Founding Director, Center for Global Health
Dr. Guerrant is the Thomas H. Hunter Professor of International Medicine in the Division of Infectious Diseases and International Medicine at University of Virginia, and is Founding Director of the Center for Global Health at UVa, one of the first Trans-University Centers for Global Health. He is a member of the IOM/National Academy of Medicine and formerly chaired its Board on Global Health. Having lived and worked in Congo, Bangladesh and Brazil and trained at Davidson College, UVa, Harvard-BCH and Hopkins, his research is focused on understanding and ameliorating the long-term impact of diarrhea and repeated enteric infections in developing countries. In his longstanding collaboration with the Federal University of Ceará in Northeast, Brazil he has conducted NIH-funded field research on interventions for childhood diarrhea for more than 25 years (5 U01 AI026512), in which he, among others have discovered the vicious cycle of diarrhea or enteric infections and malnutrition with ablation of catch up growth by increasing diarrhea burdens and long-term consequences for stunted growth and cognitive development.

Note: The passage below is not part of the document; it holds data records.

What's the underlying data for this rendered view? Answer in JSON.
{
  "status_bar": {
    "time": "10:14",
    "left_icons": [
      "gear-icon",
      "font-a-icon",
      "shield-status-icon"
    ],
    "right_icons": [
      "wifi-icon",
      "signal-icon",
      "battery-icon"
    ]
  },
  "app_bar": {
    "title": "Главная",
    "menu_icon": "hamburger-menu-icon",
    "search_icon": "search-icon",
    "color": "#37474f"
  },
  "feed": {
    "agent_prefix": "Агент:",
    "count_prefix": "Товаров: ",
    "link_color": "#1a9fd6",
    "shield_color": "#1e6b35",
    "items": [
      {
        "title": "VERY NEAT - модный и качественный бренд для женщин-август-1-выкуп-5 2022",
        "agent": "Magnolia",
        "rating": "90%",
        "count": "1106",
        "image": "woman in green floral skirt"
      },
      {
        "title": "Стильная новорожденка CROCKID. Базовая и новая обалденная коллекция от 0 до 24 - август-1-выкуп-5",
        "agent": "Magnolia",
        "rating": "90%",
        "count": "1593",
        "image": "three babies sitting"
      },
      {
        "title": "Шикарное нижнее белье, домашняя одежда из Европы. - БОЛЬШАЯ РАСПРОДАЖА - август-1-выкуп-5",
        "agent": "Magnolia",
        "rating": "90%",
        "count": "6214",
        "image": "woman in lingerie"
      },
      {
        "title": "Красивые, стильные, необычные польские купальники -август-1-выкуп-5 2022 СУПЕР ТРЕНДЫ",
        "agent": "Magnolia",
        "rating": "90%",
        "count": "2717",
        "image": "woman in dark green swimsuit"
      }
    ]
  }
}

He further discovered that the cognitive deficit most affected was Alzheimer-like semantic fluency impairment and hence examined the ApoE4 allele and found the initially surprising protection against diarrhea and its cognitive impairment in children with heavy diarrhea burdens, perhaps helping explain the evolution of this troubling allele. He is senior editor of 7 books including “Tropical Infectious Diseases,” “At the Edge of Development: Health Crises in a Transitional Society,” and is author of over 650 scientific articles (18 with UVa’s 3 Nobel Laureates, Gilman, Murad and Marshall) and reviews, and has just published his book on “Evolution of Evolution: The Survival Value of Caring.” He is past president of the ASTMH and recipient of its highest honor, the Walter Reed Medal; as well as the IDSA Mentor Award; Virginia Outstanding Scientist; UVa’s highest honor, the Thomas Jefferson Award, and the NFID Maxwell Finland Award.
Guerrant loves kayaking with his high school sweetheart and wife of 53y and boating with kids and grandkids.